Rearing Calves 

Good rearing of calves is the key to a successful dairying operation. The lifetime production of a cow is determined by how well it is reared as a calf. 

The key to rearing good calves is to get the basics right at the very beginning. Calves that are poorly grown up to weaning never recover and will result in poorly grown heifers. 


Colostrum contains immunogloblins at levels 60 times that of whole milk and is 20% higher in energy than whole milk. The immunoglobulins provide protection against infections such as navel ill and neonatal scours. 

Calves (including bobby calves) require 2 to 4 litres of colostrum within the first 10 hours after birth. 50% of calves will naturally get this amount of colostrum in the required time. Calves suckling well will get this amount in the first 6 hours but slow suckers will still be slow suckers 24 hours after birth. The best way to ensure that calves get good quantities of colostrum is to remove them from the cow within 6 hours of birth and feed colostrum or tube them with 2 litres of colostrum. 

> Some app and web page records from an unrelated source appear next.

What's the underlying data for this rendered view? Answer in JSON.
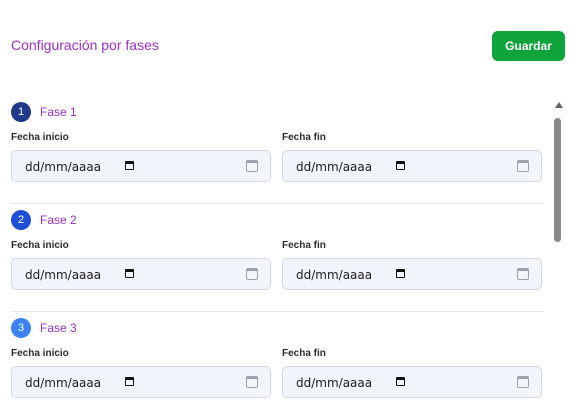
{
  "header": {
    "title": "Configuración por fases",
    "save_label": "Guardar"
  },
  "colors": {
    "accent_text": "#9b30c8",
    "save_button": "#0fa33b",
    "badge_1": "#1e3a8a",
    "badge_2": "#1d4ed8",
    "badge_3": "#3b82f6"
  },
  "phases": [
    {
      "number": "1",
      "name": "Fase 1",
      "start_label": "Fecha inicio",
      "start_value": "dd/mm/aaaa",
      "end_label": "Fecha fin",
      "end_value": "dd/mm/aaaa"
    },
    {
      "number": "2",
      "name": "Fase 2",
      "start_label": "Fecha inicio",
      "start_value": "dd/mm/aaaa",
      "end_label": "Fecha fin",
      "end_value": "dd/mm/aaaa"
    },
    {
      "number": "3",
      "name": "Fase 3",
      "start_label": "Fecha inicio",
      "start_value": "dd/mm/aaaa",
      "end_label": "Fecha fin",
      "end_value": "dd/mm/aaaa"
    }
  ]
}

Milk and Milk Powder 

The following choices are available for rearing calves in energy order: 

Stored Colostrum 

This is the very best of calf foods, being higher in energy and protein, and immunoglobulins than the other alternatives. Selling colostrum for manufacturing is like selling the family jewels. It is important that antibiotic-containing milk is not added to stored colostrum because this affects the keeping quality of the colostrum. 

Whole Milk 
Next best for energy, and the natural calf-rearing food. 

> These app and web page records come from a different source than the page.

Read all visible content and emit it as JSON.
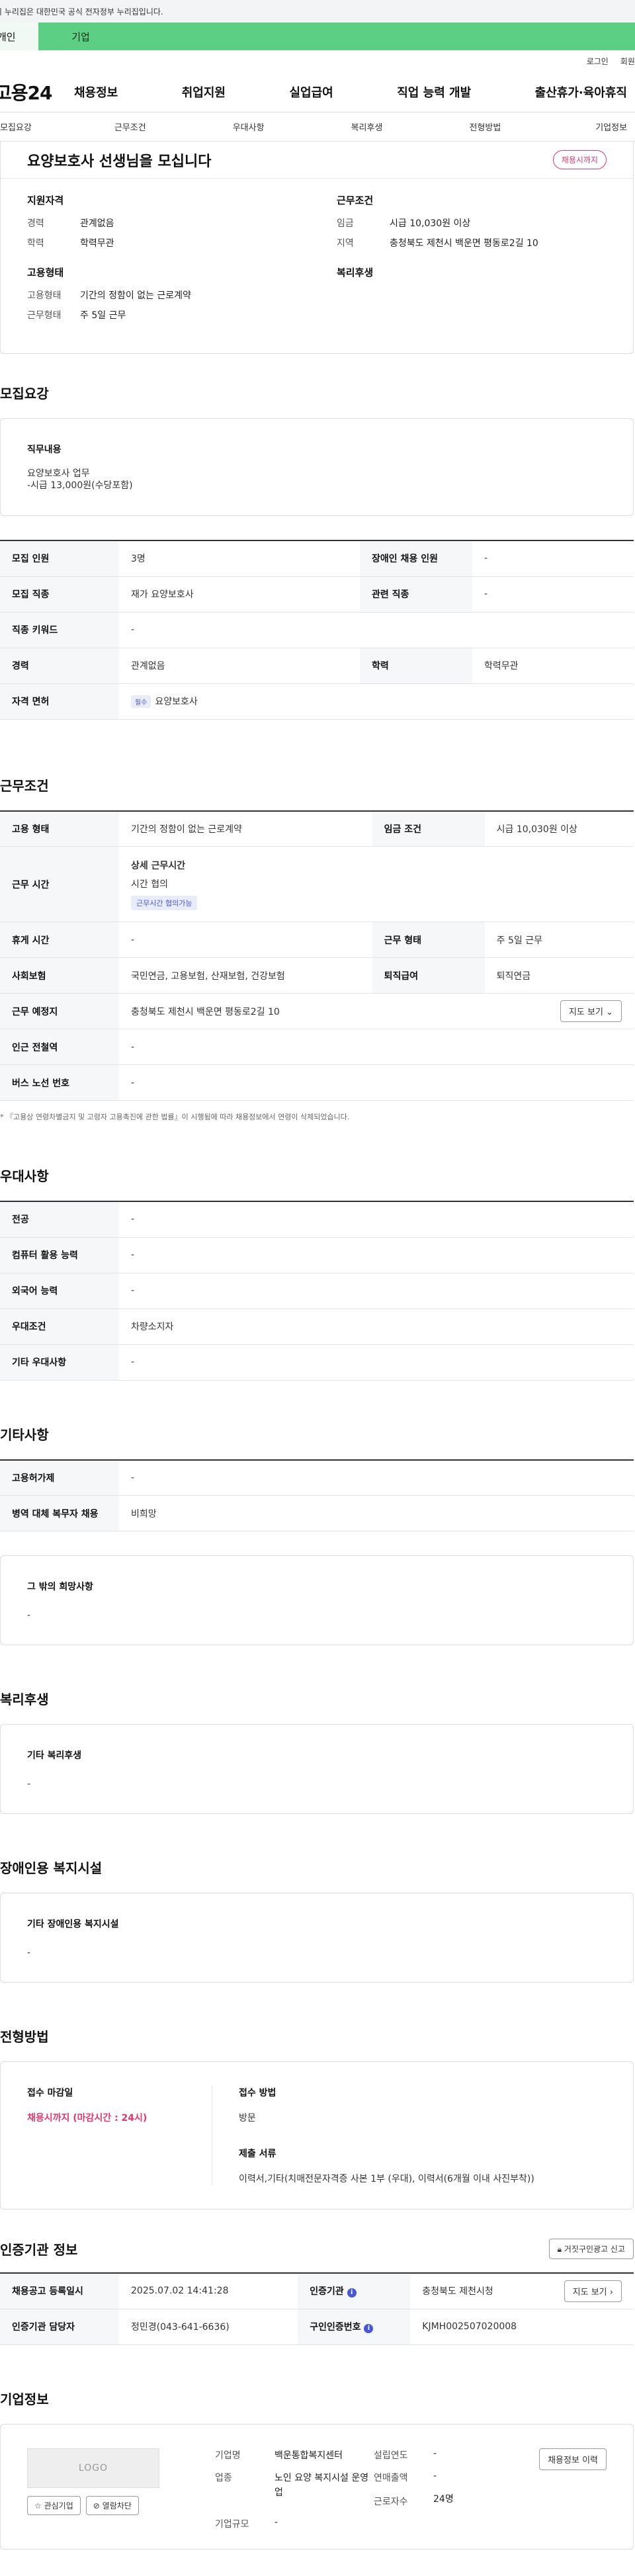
{
  "gov_banner": "이 누리집은 대한민국 공식 전자정부 누리집입니다.",
  "tabs": [
    "개인",
    "기업"
  ],
  "util": [
    "로그인",
    "회원가입"
  ],
  "gnb": {
    "logo": "고용24",
    "menu": [
      "채용정보",
      "취업지원",
      "실업급여",
      "직업 능력 개발",
      "출산휴가·육아휴직"
    ]
  },
  "subnav": [
    "모집요강",
    "근무조건",
    "우대사항",
    "복리후생",
    "전형방법",
    "기업정보"
  ],
  "summary": {
    "title": "요양보호사 선생님을 모십니다",
    "status": "채용시까지",
    "qual_title": "지원자격",
    "qual": [
      {
        "k": "경력",
        "v": "관계없음"
      },
      {
        "k": "학력",
        "v": "학력무관"
      }
    ],
    "cond_title": "근무조건",
    "cond": [
      {
        "k": "임금",
        "v": "시급 10,030원 이상"
      },
      {
        "k": "지역",
        "v": "충청북도 제천시 백운면 평동로2길 10"
      }
    ],
    "emp_title": "고용형태",
    "emp": [
      {
        "k": "고용형태",
        "v": "기간의 정함이 없는 근로계약"
      },
      {
        "k": "근무형태",
        "v": "주 5일 근무"
      }
    ],
    "welfare_title": "복리후생"
  },
  "recruit": {
    "title": "모집요강",
    "duty_title": "직무내용",
    "duty_lines": [
      "요양보호사 업무",
      "-시급 13,000원(수당포함)"
    ],
    "rows": {
      "count_k": "모집 인원",
      "count_v": "3명",
      "disabled_k": "장애인 채용 인원",
      "disabled_v": "-",
      "job_k": "모집 직종",
      "job_v": "재가 요양보호사",
      "related_k": "관련 직종",
      "related_v": "-",
      "keyword_k": "직종 키워드",
      "keyword_v": "-",
      "career_k": "경력",
      "career_v": "관계없음",
      "edu_k": "학력",
      "edu_v": "학력무관",
      "license_k": "자격 면허",
      "license_chip": "필수",
      "license_v": "요양보호사"
    }
  },
  "work": {
    "title": "근무조건",
    "rows": {
      "emp_k": "고용 형태",
      "emp_v": "기간의 정함이 없는 근로계약",
      "wage_k": "임금 조건",
      "wage_v": "시급 10,030원 이상",
      "time_k": "근무 시간",
      "time_l1": "상세 근무시간",
      "time_l2": "시간 협의",
      "time_chip": "근무시간 협의가능",
      "rest_k": "휴게 시간",
      "rest_v": "-",
      "form_k": "근무 형태",
      "form_v": "주 5일 근무",
      "ins_k": "사회보험",
      "ins_v": "국민연금, 고용보험, 산재보험, 건강보험",
      "retire_k": "퇴직급여",
      "retire_v": "퇴직연금",
      "place_k": "근무 예정지",
      "place_v": "충청북도 제천시 백운면 평동로2길 10",
      "map_btn": "지도 보기",
      "subway_k": "인근 전철역",
      "subway_v": "-",
      "bus_k": "버스 노선 번호",
      "bus_v": "-"
    },
    "note": "* 『고용상 연령차별금지 및 고령자 고용촉진에 관한 법률』이 시행됨에 따라 채용정보에서 연령이 삭제되었습니다."
  },
  "pref": {
    "title": "우대사항",
    "rows": [
      {
        "k": "전공",
        "v": "-"
      },
      {
        "k": "컴퓨터 활용 능력",
        "v": "-"
      },
      {
        "k": "외국어 능력",
        "v": "-"
      },
      {
        "k": "우대조건",
        "v": "차량소지자"
      },
      {
        "k": "기타 우대사항",
        "v": "-"
      }
    ]
  },
  "etc": {
    "title": "기타사항",
    "rows": [
      {
        "k": "고용허가제",
        "v": "-"
      },
      {
        "k": "병역 대체 복무자 채용",
        "v": "비희망"
      }
    ],
    "other_title": "그 밖의 희망사항",
    "other_v": "-"
  },
  "welfare": {
    "title": "복리후생",
    "box_title": "기타 복리후생",
    "box_v": "-"
  },
  "disabled": {
    "title": "장애인용 복지시설",
    "box_title": "기타 장애인용 복지시설",
    "box_v": "-"
  },
  "selection": {
    "title": "전형방법",
    "deadline_k": "접수 마감일",
    "deadline_v": "채용시까지 (마감시간 : 24시)",
    "method_k": "접수 방법",
    "method_v": "방문",
    "docs_k": "제출 서류",
    "docs_v": "이력서,기타(치매전문자격증 사본 1부 (우대), 이력서(6개월 이내 사진부착))"
  },
  "auth": {
    "title": "인증기관 정보",
    "report": "거짓구인광고 신고",
    "reg_k": "채용공고 등록일시",
    "reg_v": "2025.07.02 14:41:28",
    "org_k": "인증기관",
    "org_v": "충청북도 제천시청",
    "map_btn": "지도 보기",
    "mgr_k": "인증기관 담당자",
    "mgr_v": "정민경(043-641-6636)",
    "no_k": "구인인증번호",
    "no_v": "KJMH002507020008"
  },
  "company": {
    "title": "기업정보",
    "logo": "LOGO",
    "fav_btn": "관심기업",
    "block_btn": "열람차단",
    "history_btn": "채용정보 이력",
    "name_k": "기업명",
    "name_v": "백운통합복지센터",
    "year_k": "설립연도",
    "year_v": "-",
    "ind_k": "업종",
    "ind_v": "노인 요양 복지시설 운영업",
    "sales_k": "연매출액",
    "sales_v": "-",
    "emp_k": "근로자수",
    "emp_v": "24명",
    "scale_k": "기업규모",
    "scale_v": "-"
  }
}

Commercial Milk Replacers (CMR’s) 
These are a mixture of dairy based products including skim milk powder, whey, casein and buttermilk. They typically contain 18% fat as opposed to whole milk powder at 28%, and 10% less energy than whole milk. 

Soya CMR’s 
The ingredients vary, but most contain whey (protein and lactose), soya (protein), and vegetable oil (fat). The soya needs trypsin inhibitors added and the starch removed (which is not digestible by the calves). 

The digestibility of these products varies. Poorly digestible products allow more lactose and protein to pass through the abomasum quicker allowing the potential for more bacterial multiplication. Colostrum and whole milk form a good curd which is easily digestible. CMR’s vary and can be checked by submitting a sample to your nearest VetEnt clinic for testing. 

Soya products do not form a clot. Some have been used successfully overseas but work best in controlled environments. They should be fed at 40°C to increase gut motility, increase gastric juices, and protein digestibility. Some experienced calf rearing consultants believe these products should only be used to finish off the rearing process in New Zealand conditions. 

Meal and Roughage 
Good quality meal should always be available. Most meals contain 18 – 20% protein, and should contain a coccidiostat. A successful regime is to have calves eating at least 0.5kg of meal at 8 weeks of age, then to increase to 1 – 1.2kg at weaning until the calf is at least 12 weeks of age or 100Kg. Similarly good quality roughage should be available from birth. Best is meadow hay. This is to assist the development of the rumen so the rumen is fully functioning at the time of weaning. 

Calves from birth should have access to good quality water. 

Good quality housing is essential and there are a few fundamental requirements: 

  • The shed should be sprayed out with a suitable bactericide / virucide such as Vetsan before the new season’s litter is added, then after it is added. 
  • The open side of the calf house should not be exposed to the prevailing winds. 
  • The ventilation should be across the calf house not along the length. 
  • The calves should have plenty of area – suggested 1.2 m2 per calf with a maximum of 20 per pen. 
  • The pens should be filled from one end so that there is no cross contamination of groups. 
  • There should be a good quantity of good quality litter to a depth of at least 10cm. If the litter becomes wet or soiled it should be replaced or have more litter added. 
  • Calves should be housed for at least the first 3 weeks, and once they go out into the paddock have access to shelter. 
  • Areas under the feeding area should be well drained, and any water leaks controlled. 

When calves are brought into the calf shed for the first time their navels must be treated with a good quality iodine based spray. The navel should be checked regularly to make sure that it is drying up and there is no sign of infection. 

Weaning is a very stressful time for calves and the transition should be smooth with the continuation of meal feeding for the first month after weaning. 

Scouring calves 

  • Once the calves are off meal that has had coccidiostat added there is a danger that they may get Coccidiosis. This will require treatment. 
  • Yersiniosis can be a problem associated with the stress of weaning. 
  • Control worms by watching for signs of worms and using a regular treatment programme. 

Nitrate Poisoning 

This can happen at any time but usually at the time when grass is very rapidly growing – over the summer in the good times and the autumn, and often with new grass. Symptoms include cattle found dead, staggery, or down. The mucus membranes (inside the mouth and under the eyelids) appear brown or muddy. If treatment is started quickly, cattle can be saved; there is a very good antidote. As a preventative, grass samples can be taken to check the nitrate levels. 

Performance Monitoring and Target Weights 

If farmers are able to weigh their own animals this is a very good management tool. Target weights can be set according to the breed, and the animals monitored.